Make an exact copy of all the data, pictures excluded.

#### Records shown ####

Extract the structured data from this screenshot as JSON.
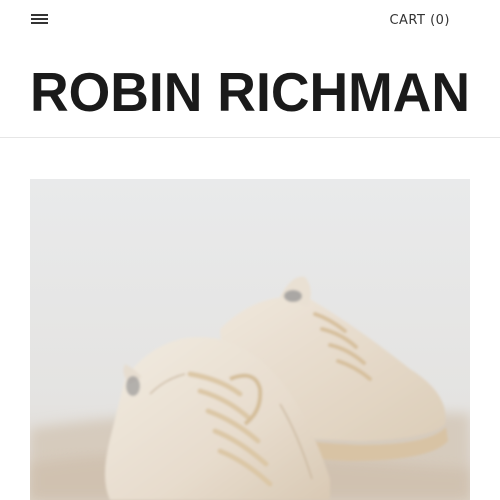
{
  "header": {
    "menu_icon": "hamburger-menu-icon",
    "cart_label": "CART",
    "cart_count": "(0)",
    "logo_text": "ROBIN RICHMAN"
  },
  "hero": {
    "image_subject": "cream leather lace-up sneakers",
    "colors": {
      "background": "#e8e9ea",
      "leather": "#ece3d6",
      "sole": "#d9c4a6",
      "laces": "#e2cfb2",
      "surface": "#d8cdbf"
    }
  }
}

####

§ **Task solution**
Extract the structured data from this screenshot as JSON.
{
  "header": {
    "menu_icon": "hamburger-menu-icon",
    "cart_label": "CART",
    "cart_count": "(0)",
    "logo_text": "ROBIN RICHMAN"
  },
  "hero": {
    "image_subject": "cream leather lace-up sneakers",
    "colors": {
      "background": "#e8e9ea",
      "leather": "#ece3d6",
      "sole": "#d9c4a6",
      "laces": "#e2cfb2",
      "surface": "#d8cdbf"
    }
  }
}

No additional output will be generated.